But Paul removes all doubt in verse 21 when he says the words that have become very famous, the words that have been on many missionaries and martyrs minds: “For to me, to live is Christ, and to die is gain.”
If you’re like me you probably understood the general idea that Paul is going for here, which is: if Paul stays alive on earth he’ll live for Christ but if he dies then he gets to go to heaven and that is very profitable – but the wording is kind of weird. Why didn’t Paul just say exactly what I just said? The phrase “to live is Christ” has always bugged me. And maybe it’s supposed to. Maybe it’s one of those things that were supposed to wrestle with, to really pour over and meditate on. The CEB Translation puts it this way: “Because for me, living serves Christ and dying is even better.” Paul explains a little more in the next section.
vv. 22-24. In verse 22 Paul explains that if he does live (staying in “the flesh”) it will be good because there will be fruit that comes from him. He’s not giving up just because he’s in prison or getting old. In verse 23 he says that it is difficult for him to decide what to do. On one hand he wants to be so bold that the authorities can’t take it anymore and end up committing him to capital punishment because then he could go to heaven. But in verse 24 he says the other hand is that if he is left alive then he can help Christians more.

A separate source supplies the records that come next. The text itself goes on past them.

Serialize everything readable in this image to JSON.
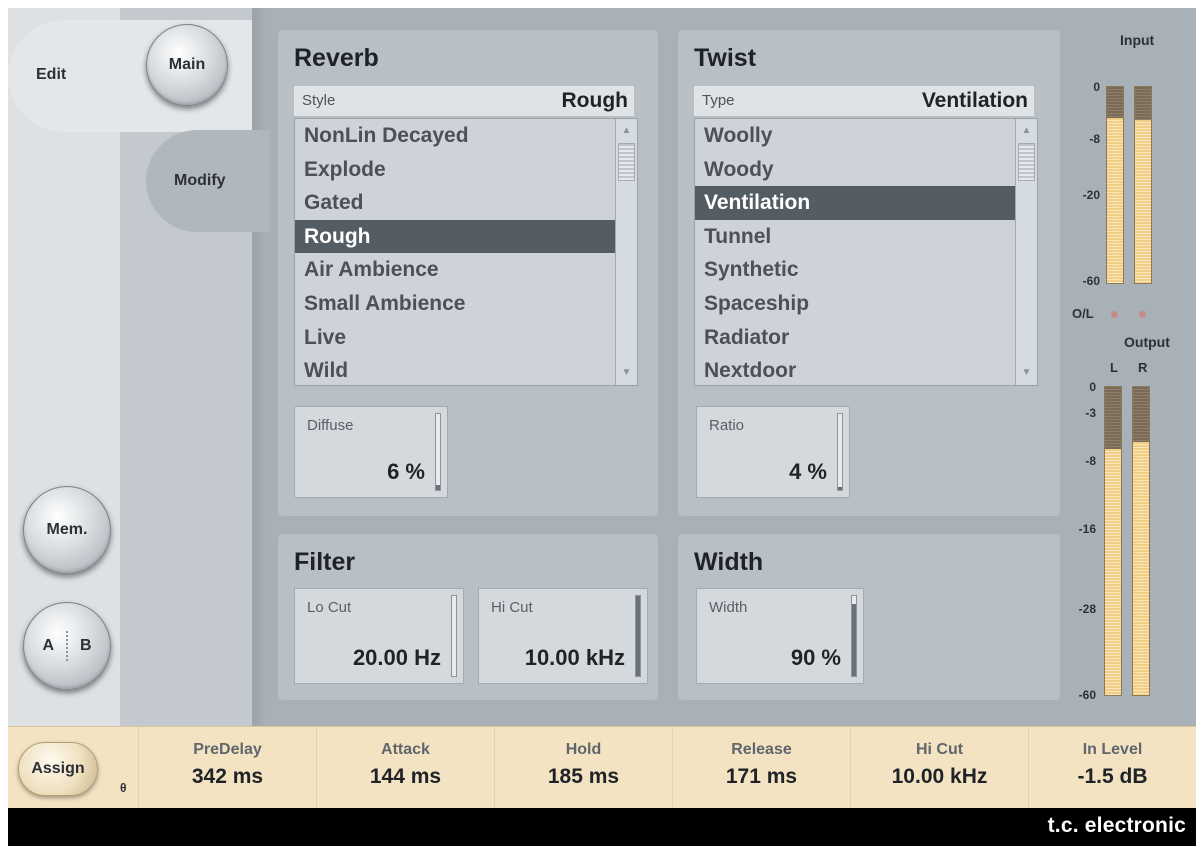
{
  "nav": {
    "edit_tab": "Edit",
    "main_button": "Main",
    "modify_tab": "Modify",
    "mem_button": "Mem.",
    "ab_a": "A",
    "ab_b": "B"
  },
  "reverb": {
    "title": "Reverb",
    "style_label": "Style",
    "style_value": "Rough",
    "items": [
      "NonLin Decayed",
      "Explode",
      "Gated",
      "Rough",
      "Air Ambience",
      "Small Ambience",
      "Live",
      "Wild"
    ],
    "selected": "Rough",
    "diffuse": {
      "label": "Diffuse",
      "value": "6 %",
      "level": 0.06
    }
  },
  "twist": {
    "title": "Twist",
    "type_label": "Type",
    "type_value": "Ventilation",
    "items": [
      "Woolly",
      "Woody",
      "Ventilation",
      "Tunnel",
      "Synthetic",
      "Spaceship",
      "Radiator",
      "Nextdoor"
    ],
    "selected": "Ventilation",
    "ratio": {
      "label": "Ratio",
      "value": "4 %",
      "level": 0.04
    }
  },
  "filter": {
    "title": "Filter",
    "lo_cut": {
      "label": "Lo Cut",
      "value": "20.00 Hz",
      "level": 0.0
    },
    "hi_cut": {
      "label": "Hi Cut",
      "value": "10.00 kHz",
      "level": 1.0
    }
  },
  "width": {
    "title": "Width",
    "width": {
      "label": "Width",
      "value": "90 %",
      "level": 0.9
    }
  },
  "meters": {
    "input_title": "Input",
    "output_title": "Output",
    "ol_label": "O/L",
    "l_label": "L",
    "r_label": "R",
    "input_scale": [
      "0",
      "-8",
      "-20",
      "-60"
    ],
    "output_scale": [
      "0",
      "-3",
      "-8",
      "-16",
      "-28",
      "-60"
    ],
    "input_levels": [
      0.84,
      0.83
    ],
    "output_levels": [
      0.8,
      0.82
    ],
    "fill_color": "#f2cd85"
  },
  "bottom": {
    "assign_button": "Assign",
    "lock_icon": "lock-icon",
    "params": [
      {
        "label": "PreDelay",
        "value": "342 ms"
      },
      {
        "label": "Attack",
        "value": "144 ms"
      },
      {
        "label": "Hold",
        "value": "185 ms"
      },
      {
        "label": "Release",
        "value": "171 ms"
      },
      {
        "label": "Hi Cut",
        "value": "10.00 kHz"
      },
      {
        "label": "In Level",
        "value": "-1.5 dB"
      }
    ]
  },
  "brand": "t.c. electronic"
}
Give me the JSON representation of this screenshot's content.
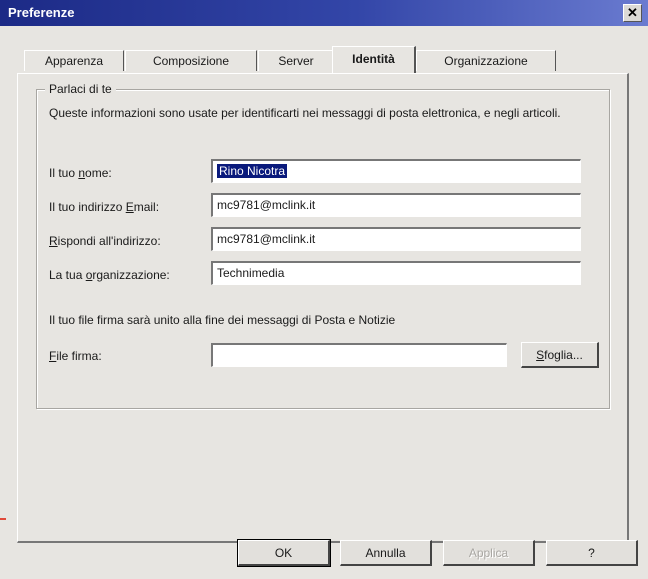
{
  "window": {
    "title": "Preferenze",
    "close_icon": "✕"
  },
  "tabs": [
    {
      "label": "Apparenza",
      "active": false
    },
    {
      "label": "Composizione",
      "active": false
    },
    {
      "label": "Server",
      "active": false
    },
    {
      "label": "Identità",
      "active": true
    },
    {
      "label": "Organizzazione",
      "active": false
    }
  ],
  "group": {
    "title": "Parlaci di te",
    "intro": "Queste informazioni sono usate per identificarti nei messaggi di posta elettronica, e negli articoli."
  },
  "fields": {
    "name": {
      "label_pre": "Il tuo ",
      "label_key": "n",
      "label_post": "ome:",
      "value": "Rino Nicotra"
    },
    "email": {
      "label_pre": "Il tuo indirizzo ",
      "label_key": "E",
      "label_post": "mail:",
      "value": "mc9781@mclink.it"
    },
    "reply": {
      "label_pre": "",
      "label_key": "R",
      "label_post": "ispondi all'indirizzo:",
      "value": "mc9781@mclink.it"
    },
    "org": {
      "label_pre": "La tua ",
      "label_key": "o",
      "label_post": "rganizzazione:",
      "value": "Technimedia"
    }
  },
  "signature": {
    "note": "Il tuo file firma sarà unito alla fine dei messaggi di Posta e Notizie",
    "label_key": "F",
    "label_post": "ile firma:",
    "value": "",
    "browse_key": "S",
    "browse_post": "foglia..."
  },
  "buttons": {
    "ok": "OK",
    "cancel": "Annulla",
    "apply": "Applica",
    "help": "?"
  },
  "colors": {
    "titlebar": "#1c2a86",
    "selection": "#0a1a7c"
  }
}
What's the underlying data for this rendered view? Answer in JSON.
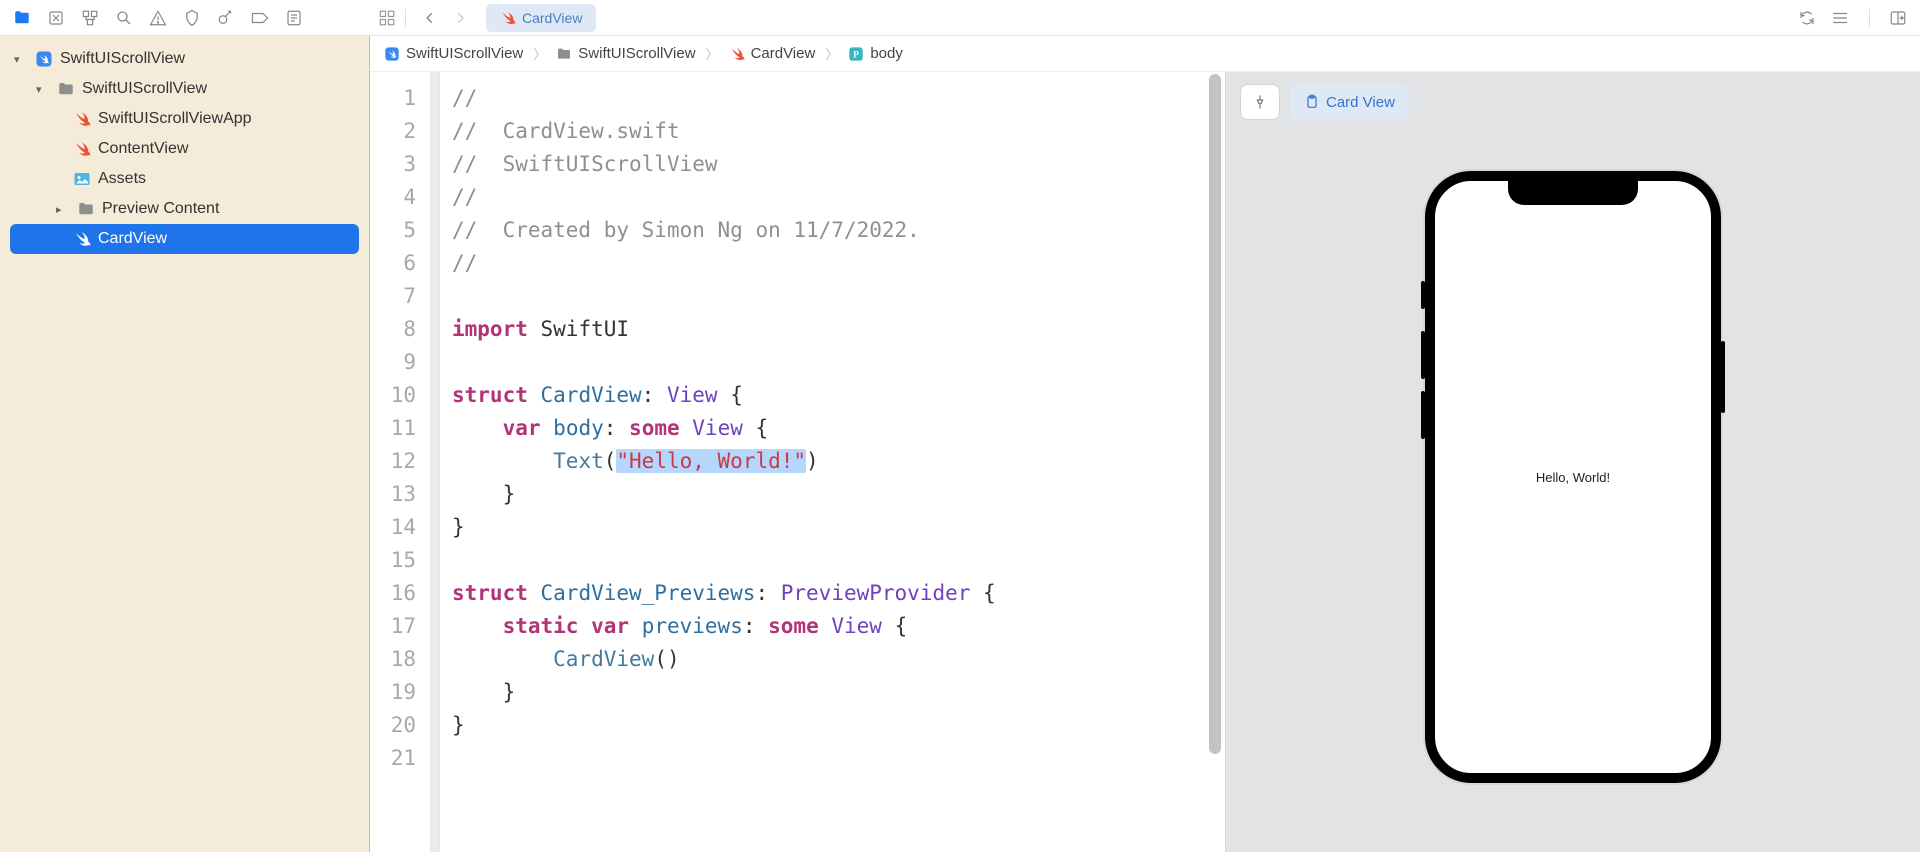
{
  "toolbar": {
    "tab_label": "CardView"
  },
  "navigator": {
    "root": "SwiftUIScrollView",
    "folder": "SwiftUIScrollView",
    "items": [
      {
        "name": "SwiftUIScrollViewApp",
        "icon": "swift"
      },
      {
        "name": "ContentView",
        "icon": "swift"
      },
      {
        "name": "Assets",
        "icon": "assets"
      }
    ],
    "preview_folder": "Preview Content",
    "selected": "CardView"
  },
  "breadcrumbs": {
    "a": "SwiftUIScrollView",
    "b": "SwiftUIScrollView",
    "c": "CardView",
    "d": "body"
  },
  "preview": {
    "chip": "Card View",
    "phone_text": "Hello, World!"
  },
  "code": {
    "file_comment_2": "CardView.swift",
    "file_comment_3": "SwiftUIScrollView",
    "file_comment_5": "Created by Simon Ng on 11/7/2022.",
    "import_kw": "import",
    "import_mod": "SwiftUI",
    "struct_kw": "struct",
    "struct_name": "CardView",
    "view_type": "View",
    "var_kw": "var",
    "body_name": "body",
    "some_kw": "some",
    "text_fn": "Text",
    "text_arg": "\"Hello, World!\"",
    "prev_struct": "CardView_Previews",
    "prev_type": "PreviewProvider",
    "static_kw": "static",
    "previews_name": "previews",
    "card_ctor": "CardView"
  },
  "line_numbers": [
    "1",
    "2",
    "3",
    "4",
    "5",
    "6",
    "7",
    "8",
    "9",
    "10",
    "11",
    "12",
    "13",
    "14",
    "15",
    "16",
    "17",
    "18",
    "19",
    "20",
    "21"
  ]
}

When he says the decision is hard, he uses the phrase that he is “hard-pressed.” This is the idea of going through a path that has rock on either side. There is no easy way out. But also that it is a straight path – a path where the traveler has no choice but to go forward (Source 2).
vv. 25-26. Paul concludes his thought by encouraging the people of Philippi that as much as is up to him he will “remain” and “continue” with them. He does this for the maturity of their walk with the Lord and “joy of faith.” Again, from prison, Paul mentions “joy.” There is a “joy” when someone who has been imprisoned for the gospel is released and you finally get to hug them and fellowship with them. It is because that is the representation of Jesus. We haven’t gotten to hug Jesus this side of heaven for all He has done, but when we see a woman or man give their life to the Lord it does something to us. I will conclude with this: above I mentioned that pastor who was committing adultery and how some fall away from the faith when that happens, but here is the balance. The person, like Paul, who has given up their love for this life so that they can tell others about the Savior who gave up His human life so that others may live, has a greater message then the preacher who speaks from envy.
Source 2: John MacArthur, The MacArthur Study Bible, 1997, p. 1821.